Sep 25th, 2020
Version 0.4 marks the first of our expected monthly Daylight releases through the end of 2020. With this release, we are including new coastline data, updated Microsoft ML Building Footprints data, and for the first time we’re including data about specific features we’ve excluded from a Daylight release.
📥 Download Daylight Map Distribution right now in OpenStreetMap PBF format: 📦 planet-v0.4.osm.pbf (59.5GB).
Coastlines in OpenStreetMap are challenging for map rendering, and typically come from a coastline rendering program that converts worldwide ways with
natural=coastline tags into closed land/sea polygons and coastal linestrings.
The main problem of showing coastlines from OSM data is that many renderers really need closed polygons. The polygon can (and normally should) be made of several ways, but the ways should join end-to-end and eventually loop back round without interruption, to close the polygon. An imperfect coastline with many small gaps, reversed ways and other defects will cause the polygon to break, and the coastline to be rendered incorrectly. – OSM wiki

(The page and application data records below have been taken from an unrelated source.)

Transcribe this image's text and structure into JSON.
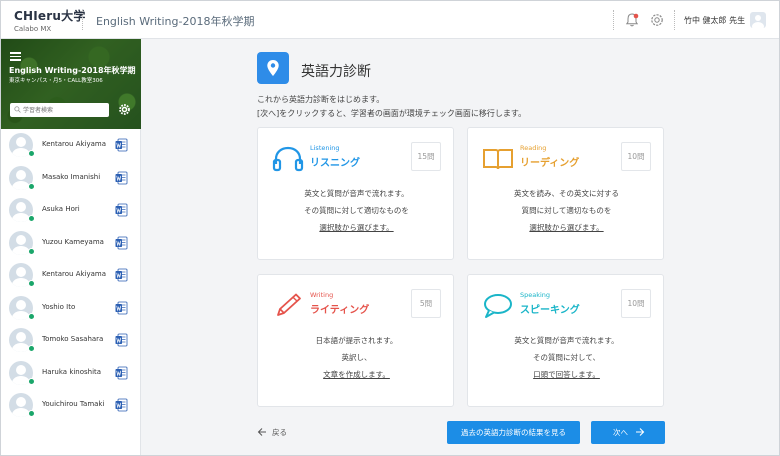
{
  "header": {
    "brand": "CHIeru大学",
    "brand_sub": "Calabo MX",
    "course_title": "English Writing-2018年秋学期",
    "teacher": "竹中 健太郎 先生",
    "icons": [
      "bell-icon",
      "gear-icon",
      "user-avatar-icon"
    ],
    "bell_badge_color": "#e5534b"
  },
  "sidebar": {
    "course": "English Writing-2018年秋学期",
    "place": "東京キャンパス・月5・CALL教室306",
    "search_placeholder": "学習者検索",
    "students": [
      {
        "name": "Kentarou Akiyama"
      },
      {
        "name": "Masako Imanishi"
      },
      {
        "name": "Asuka Hori"
      },
      {
        "name": "Yuzou Kameyama"
      },
      {
        "name": "Kentarou Akiyama"
      },
      {
        "name": "Yoshio Ito"
      },
      {
        "name": "Tomoko Sasahara"
      },
      {
        "name": "Haruka kinoshita"
      },
      {
        "name": "Youichirou Tamaki"
      }
    ],
    "online_color": "#1aa66a",
    "word_icon_color": "#2b5fb3"
  },
  "main": {
    "title": "英語力診断",
    "intro1": "これから英語力診断をはじめます。",
    "intro2": "[次へ]をクリックすると、学習者の画面が環境チェック画面に移行します。",
    "cards": [
      {
        "en": "Listening",
        "jp": "リスニング",
        "count": "15問",
        "lines": [
          "英文と質問が音声で流れます。",
          "その質問に対して適切なものを",
          "選択肢から選びます。"
        ],
        "color": "#2196e6",
        "icon": "headphones-icon"
      },
      {
        "en": "Reading",
        "jp": "リーディング",
        "count": "10問",
        "lines": [
          "英文を読み、その英文に対する",
          "質問に対して適切なものを",
          "選択肢から選びます。"
        ],
        "color": "#e6a030",
        "icon": "book-icon"
      },
      {
        "en": "Writing",
        "jp": "ライティング",
        "count": "5問",
        "lines": [
          "日本語が提示されます。",
          "英訳し、",
          "文章を作成します。"
        ],
        "color": "#e5534b",
        "icon": "pencil-icon"
      },
      {
        "en": "Speaking",
        "jp": "スピーキング",
        "count": "10問",
        "lines": [
          "英文と質問が音声で流れます。",
          "その質問に対して、",
          "口頭で回答します。"
        ],
        "color": "#1ab5c8",
        "icon": "speech-bubble-icon"
      }
    ],
    "back_label": "戻る",
    "result_button": "過去の英語力診断の結果を見る",
    "next_button": "次へ",
    "accent": "#1c8de6"
  }
}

Like a lot of OSM users, we reach for the results of the excellent OSMCoastline tool. We wanted to be sure that our maps looked visually consistent, with coastlines generated from the same underlying OSM data that defined roads and buildings. Software engineer Yinxiao Li contributed a fix to OSMCoastline earlier in the summer that’s enabled us to generate coastline shapefiles consistent with other basemap elements. We’re now publishing that coastline data alongside Daylight starting with land polygons.
📥 Download OSM coastlines in Shapefile format: 📦 daylight-v0.4-coastline-land-polygons.tgz (713MB)

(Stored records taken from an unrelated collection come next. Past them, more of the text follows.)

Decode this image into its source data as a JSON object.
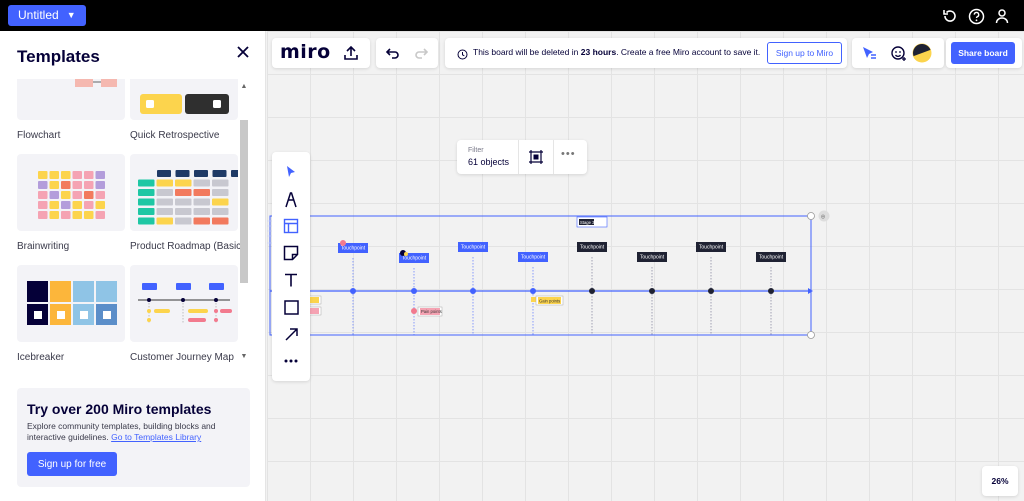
{
  "topbar": {
    "board_name": "Untitled",
    "icons": [
      "history-icon",
      "help-icon",
      "user-icon"
    ]
  },
  "sidebar": {
    "title": "Templates",
    "templates": [
      {
        "label": "Flowchart"
      },
      {
        "label": "Quick Retrospective"
      },
      {
        "label": "Brainwriting"
      },
      {
        "label": "Product Roadmap (Basic)"
      },
      {
        "label": "Icebreaker"
      },
      {
        "label": "Customer Journey Map"
      }
    ],
    "promo": {
      "title": "Try over 200 Miro templates",
      "text": "Explore community templates, building blocks and interactive guidelines.",
      "link": "Go to Templates Library",
      "button": "Sign up for free"
    }
  },
  "header": {
    "logo": "miro",
    "notice_prefix": "This board will be deleted in",
    "notice_bold": "23 hours",
    "notice_suffix": ". Create a free Miro account to save it.",
    "signup_button": "Sign up to Miro",
    "share_button": "Share board"
  },
  "filter": {
    "label": "Filter",
    "count": "61 objects"
  },
  "zoom": "26%",
  "diagram": {
    "frame_label": "Stage 3",
    "touchpoint_label": "Touchpoint",
    "notes": [
      "Gain points",
      "Pain points"
    ],
    "colors": {
      "accent": "#4262ff",
      "dark": "#1f2233",
      "yellow": "#fcd44d",
      "pink": "#f5a3b3"
    }
  }
}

We’ve continued our collaboration with the Microsoft Building Footprints project on an extension to Daylight. Larry Freil at Microsoft previously posted a detailed exploration of this data, including suggestions for how to apply buildings data to Daylight for rendering OpenStreetMap with Mapnik. Microsoft provides the building footprint data under the Open Data Commons Open Database License (ODbL).
Users often ask questions about what features we’re specifically filtering for publication with Daylight. As we’ve evolved our process over the past months, we’ve made it easier to share details about our work on the data. For v0.4, we:
Analyst Charmaine Bonifacio assembled all the issues we found when constructing v0.4 into a single data file, Daylight v0.4 Flagged and Fixed Features.csv.
Represented the Rio Huallaga river area more accurately:
Added northern half of Sevier Lake:
Improved this lake geometry:
Found missing water body in Florida:
Fixed the relation of Long Draw Reservoir in Colorado:
Fixed this wetland geometry:
Modified these two office areas that accidentally had building tags to cover the whole area:
Relation building fixed:
If you have any questions about this data distribution, we have created a #daylightdistro_feedback Slack channel in OSM US. Members of the team will be there periodically to answer questions. You can also email the team at email@example.com.